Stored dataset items
###

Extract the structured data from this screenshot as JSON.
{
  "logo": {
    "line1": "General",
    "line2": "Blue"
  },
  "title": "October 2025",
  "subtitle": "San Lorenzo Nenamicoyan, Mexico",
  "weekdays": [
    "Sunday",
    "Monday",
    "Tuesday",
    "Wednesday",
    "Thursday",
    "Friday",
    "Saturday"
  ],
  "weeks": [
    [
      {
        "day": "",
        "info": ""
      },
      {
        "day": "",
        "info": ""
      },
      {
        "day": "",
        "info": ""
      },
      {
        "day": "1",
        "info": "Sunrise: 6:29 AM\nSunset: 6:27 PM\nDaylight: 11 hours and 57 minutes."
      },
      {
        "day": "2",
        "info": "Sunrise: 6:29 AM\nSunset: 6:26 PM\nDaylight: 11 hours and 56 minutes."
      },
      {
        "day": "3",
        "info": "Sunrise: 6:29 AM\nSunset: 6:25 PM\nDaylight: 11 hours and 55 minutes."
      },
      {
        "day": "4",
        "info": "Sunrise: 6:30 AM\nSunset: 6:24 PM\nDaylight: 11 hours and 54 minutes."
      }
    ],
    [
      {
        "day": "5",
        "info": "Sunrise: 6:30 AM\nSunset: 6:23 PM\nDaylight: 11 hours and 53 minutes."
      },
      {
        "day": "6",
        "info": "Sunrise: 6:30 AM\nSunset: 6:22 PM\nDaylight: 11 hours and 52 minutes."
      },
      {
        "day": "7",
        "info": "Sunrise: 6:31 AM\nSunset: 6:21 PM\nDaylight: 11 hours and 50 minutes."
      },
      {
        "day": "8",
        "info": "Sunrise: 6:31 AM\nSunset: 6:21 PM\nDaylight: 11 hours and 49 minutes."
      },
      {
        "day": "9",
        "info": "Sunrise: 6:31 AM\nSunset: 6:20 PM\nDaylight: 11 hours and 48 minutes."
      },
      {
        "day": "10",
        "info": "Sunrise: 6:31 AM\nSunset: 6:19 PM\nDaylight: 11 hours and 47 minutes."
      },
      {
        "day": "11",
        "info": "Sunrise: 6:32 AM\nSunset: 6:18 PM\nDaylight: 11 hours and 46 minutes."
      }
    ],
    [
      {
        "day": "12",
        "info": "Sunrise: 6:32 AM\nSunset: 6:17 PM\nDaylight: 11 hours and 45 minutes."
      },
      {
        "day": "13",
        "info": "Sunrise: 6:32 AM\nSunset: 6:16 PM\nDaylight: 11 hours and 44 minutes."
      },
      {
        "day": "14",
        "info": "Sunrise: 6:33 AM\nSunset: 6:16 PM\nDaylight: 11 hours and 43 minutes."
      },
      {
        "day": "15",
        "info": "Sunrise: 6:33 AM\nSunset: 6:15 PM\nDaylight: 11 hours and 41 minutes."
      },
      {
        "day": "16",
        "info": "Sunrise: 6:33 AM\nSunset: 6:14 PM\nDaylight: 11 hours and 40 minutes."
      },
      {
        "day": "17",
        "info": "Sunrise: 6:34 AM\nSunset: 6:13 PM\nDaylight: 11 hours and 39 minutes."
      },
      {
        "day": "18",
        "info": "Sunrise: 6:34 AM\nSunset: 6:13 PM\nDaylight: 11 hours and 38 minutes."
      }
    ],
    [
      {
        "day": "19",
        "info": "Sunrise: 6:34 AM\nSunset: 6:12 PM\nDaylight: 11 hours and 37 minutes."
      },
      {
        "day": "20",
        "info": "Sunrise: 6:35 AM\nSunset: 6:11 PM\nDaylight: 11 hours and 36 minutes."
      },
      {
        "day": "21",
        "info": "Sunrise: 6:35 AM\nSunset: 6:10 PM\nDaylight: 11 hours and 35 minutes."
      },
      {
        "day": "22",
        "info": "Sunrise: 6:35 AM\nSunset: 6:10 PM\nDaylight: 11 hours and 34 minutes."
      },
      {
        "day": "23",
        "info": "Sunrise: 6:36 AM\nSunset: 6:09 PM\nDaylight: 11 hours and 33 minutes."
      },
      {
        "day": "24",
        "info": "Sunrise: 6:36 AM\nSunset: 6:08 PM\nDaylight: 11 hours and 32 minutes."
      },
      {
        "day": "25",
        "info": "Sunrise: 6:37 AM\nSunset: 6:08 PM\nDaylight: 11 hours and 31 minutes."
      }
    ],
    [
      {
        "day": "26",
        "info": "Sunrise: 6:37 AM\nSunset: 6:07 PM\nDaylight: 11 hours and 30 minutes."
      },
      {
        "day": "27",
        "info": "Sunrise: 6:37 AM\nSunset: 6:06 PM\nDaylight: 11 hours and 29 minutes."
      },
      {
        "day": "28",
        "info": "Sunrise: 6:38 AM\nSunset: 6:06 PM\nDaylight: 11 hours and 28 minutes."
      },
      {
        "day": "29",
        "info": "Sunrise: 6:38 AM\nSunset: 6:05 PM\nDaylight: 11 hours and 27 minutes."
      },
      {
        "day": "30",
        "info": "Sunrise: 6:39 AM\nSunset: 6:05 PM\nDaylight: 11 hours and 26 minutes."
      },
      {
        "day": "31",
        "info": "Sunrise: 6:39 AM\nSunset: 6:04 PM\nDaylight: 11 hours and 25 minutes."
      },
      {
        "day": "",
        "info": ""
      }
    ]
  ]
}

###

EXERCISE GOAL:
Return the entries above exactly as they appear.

EXERCISE RESPONSE:
Extract the structured data from this screenshot as JSON.
{
  "logo": {
    "line1": "General",
    "line2": "Blue"
  },
  "title": "October 2025",
  "subtitle": "San Lorenzo Nenamicoyan, Mexico",
  "weekdays": [
    "Sunday",
    "Monday",
    "Tuesday",
    "Wednesday",
    "Thursday",
    "Friday",
    "Saturday"
  ],
  "weeks": [
    [
      {
        "day": "",
        "info": ""
      },
      {
        "day": "",
        "info": ""
      },
      {
        "day": "",
        "info": ""
      },
      {
        "day": "1",
        "info": "Sunrise: 6:29 AM\nSunset: 6:27 PM\nDaylight: 11 hours and 57 minutes."
      },
      {
        "day": "2",
        "info": "Sunrise: 6:29 AM\nSunset: 6:26 PM\nDaylight: 11 hours and 56 minutes."
      },
      {
        "day": "3",
        "info": "Sunrise: 6:29 AM\nSunset: 6:25 PM\nDaylight: 11 hours and 55 minutes."
      },
      {
        "day": "4",
        "info": "Sunrise: 6:30 AM\nSunset: 6:24 PM\nDaylight: 11 hours and 54 minutes."
      }
    ],
    [
      {
        "day": "5",
        "info": "Sunrise: 6:30 AM\nSunset: 6:23 PM\nDaylight: 11 hours and 53 minutes."
      },
      {
        "day": "6",
        "info": "Sunrise: 6:30 AM\nSunset: 6:22 PM\nDaylight: 11 hours and 52 minutes."
      },
      {
        "day": "7",
        "info": "Sunrise: 6:31 AM\nSunset: 6:21 PM\nDaylight: 11 hours and 50 minutes."
      },
      {
        "day": "8",
        "info": "Sunrise: 6:31 AM\nSunset: 6:21 PM\nDaylight: 11 hours and 49 minutes."
      },
      {
        "day": "9",
        "info": "Sunrise: 6:31 AM\nSunset: 6:20 PM\nDaylight: 11 hours and 48 minutes."
      },
      {
        "day": "10",
        "info": "Sunrise: 6:31 AM\nSunset: 6:19 PM\nDaylight: 11 hours and 47 minutes."
      },
      {
        "day": "11",
        "info": "Sunrise: 6:32 AM\nSunset: 6:18 PM\nDaylight: 11 hours and 46 minutes."
      }
    ],
    [
      {
        "day": "12",
        "info": "Sunrise: 6:32 AM\nSunset: 6:17 PM\nDaylight: 11 hours and 45 minutes."
      },
      {
        "day": "13",
        "info": "Sunrise: 6:32 AM\nSunset: 6:16 PM\nDaylight: 11 hours and 44 minutes."
      },
      {
        "day": "14",
        "info": "Sunrise: 6:33 AM\nSunset: 6:16 PM\nDaylight: 11 hours and 43 minutes."
      },
      {
        "day": "15",
        "info": "Sunrise: 6:33 AM\nSunset: 6:15 PM\nDaylight: 11 hours and 41 minutes."
      },
      {
        "day": "16",
        "info": "Sunrise: 6:33 AM\nSunset: 6:14 PM\nDaylight: 11 hours and 40 minutes."
      },
      {
        "day": "17",
        "info": "Sunrise: 6:34 AM\nSunset: 6:13 PM\nDaylight: 11 hours and 39 minutes."
      },
      {
        "day": "18",
        "info": "Sunrise: 6:34 AM\nSunset: 6:13 PM\nDaylight: 11 hours and 38 minutes."
      }
    ],
    [
      {
        "day": "19",
        "info": "Sunrise: 6:34 AM\nSunset: 6:12 PM\nDaylight: 11 hours and 37 minutes."
      },
      {
        "day": "20",
        "info": "Sunrise: 6:35 AM\nSunset: 6:11 PM\nDaylight: 11 hours and 36 minutes."
      },
      {
        "day": "21",
        "info": "Sunrise: 6:35 AM\nSunset: 6:10 PM\nDaylight: 11 hours and 35 minutes."
      },
      {
        "day": "22",
        "info": "Sunrise: 6:35 AM\nSunset: 6:10 PM\nDaylight: 11 hours and 34 minutes."
      },
      {
        "day": "23",
        "info": "Sunrise: 6:36 AM\nSunset: 6:09 PM\nDaylight: 11 hours and 33 minutes."
      },
      {
        "day": "24",
        "info": "Sunrise: 6:36 AM\nSunset: 6:08 PM\nDaylight: 11 hours and 32 minutes."
      },
      {
        "day": "25",
        "info": "Sunrise: 6:37 AM\nSunset: 6:08 PM\nDaylight: 11 hours and 31 minutes."
      }
    ],
    [
      {
        "day": "26",
        "info": "Sunrise: 6:37 AM\nSunset: 6:07 PM\nDaylight: 11 hours and 30 minutes."
      },
      {
        "day": "27",
        "info": "Sunrise: 6:37 AM\nSunset: 6:06 PM\nDaylight: 11 hours and 29 minutes."
      },
      {
        "day": "28",
        "info": "Sunrise: 6:38 AM\nSunset: 6:06 PM\nDaylight: 11 hours and 28 minutes."
      },
      {
        "day": "29",
        "info": "Sunrise: 6:38 AM\nSunset: 6:05 PM\nDaylight: 11 hours and 27 minutes."
      },
      {
        "day": "30",
        "info": "Sunrise: 6:39 AM\nSunset: 6:05 PM\nDaylight: 11 hours and 26 minutes."
      },
      {
        "day": "31",
        "info": "Sunrise: 6:39 AM\nSunset: 6:04 PM\nDaylight: 11 hours and 25 minutes."
      },
      {
        "day": "",
        "info": ""
      }
    ]
  ]
}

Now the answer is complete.